On January 27, 2003, the Richmond Historic Preservation Advisory Committee, after months of discussion beginning in 2002, (see <http://www.tombutt.com/forum/020520.htm>) voted to recommend to the Richmond City Council that the building be identified as a Richmond Historic Resource and be placed on the Richmond Register. Before the recommendation could be brought to the City Council for public debate, City officials dismantled and de-funded Richmond’s historic preservation program.
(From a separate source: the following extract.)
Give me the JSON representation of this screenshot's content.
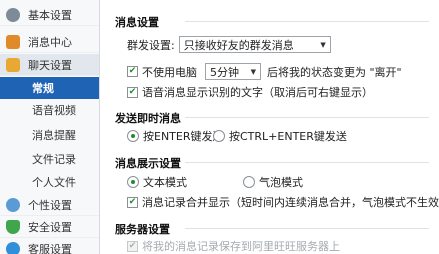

In Richmond, a demolition permit remains a “ministerial” action, not subject to CEQA or public debate, unless a building is listed on the Richmond Historic Register or the demolition is part of a larger project subject to discretionary review, and therefore CEQA. The Gluecks have maintained that they have no future plans for the property, but credible sources indicate the property has been discussed as a potential site for the proposed Indian Casino.

Fred Glueke said on April 23, 2003, that he had explored every avenue to save the building, but no one had stepped forward with a viable use. He admitted that he had not consulted with the National Trust for Historic Preservation, the California Preservation Foundation or any other resource with expertise in historic preservation. The Gluekes had opposed designation of the project as a historic landmark for months and had enlisted the Richmond Council of Industries and several City Council members in defending their plan to demolish the structure.

In a letter dated February 4, 2003, the Council of Industries stated: “The COI (Council of Industries) understands that the Pre-assembly Building has been nominated to Richmond’s Register of Historic Landmarks against the owner’s consent. We believe that this is not in the best interest of the business community nor the City of Richmond…As we see observe the Pre-Assembly Building today, it certainly does not appear worthy of preservation, especially when considering the needs of Richmond.”

Granted, preserving the building would have been a challenge, but perhaps a challenge worthy of a fair shot. The sad thing is that no one cared. I have always believed that we are stewards of our environment - built and natural. This building and the City of Richmond played a major role in winning World War II. It was such a significant role that the National Park Service chose Richmond as the best and most appropriate place in America to tell that story to untold generations of future Americans. The building owner, who let the structure deteriorate over the years, was more concerned with the almighty dollar than the heritage of a nation. Richmond industries were more concerned with protecting their own than pitching in to look for a solution. City officials kept the demolition permit secret until it was too late, but didn’t give a damn anyway.

Richmond is a great place to call home.

A more detailed history of the building with photos is in the attached PDF file.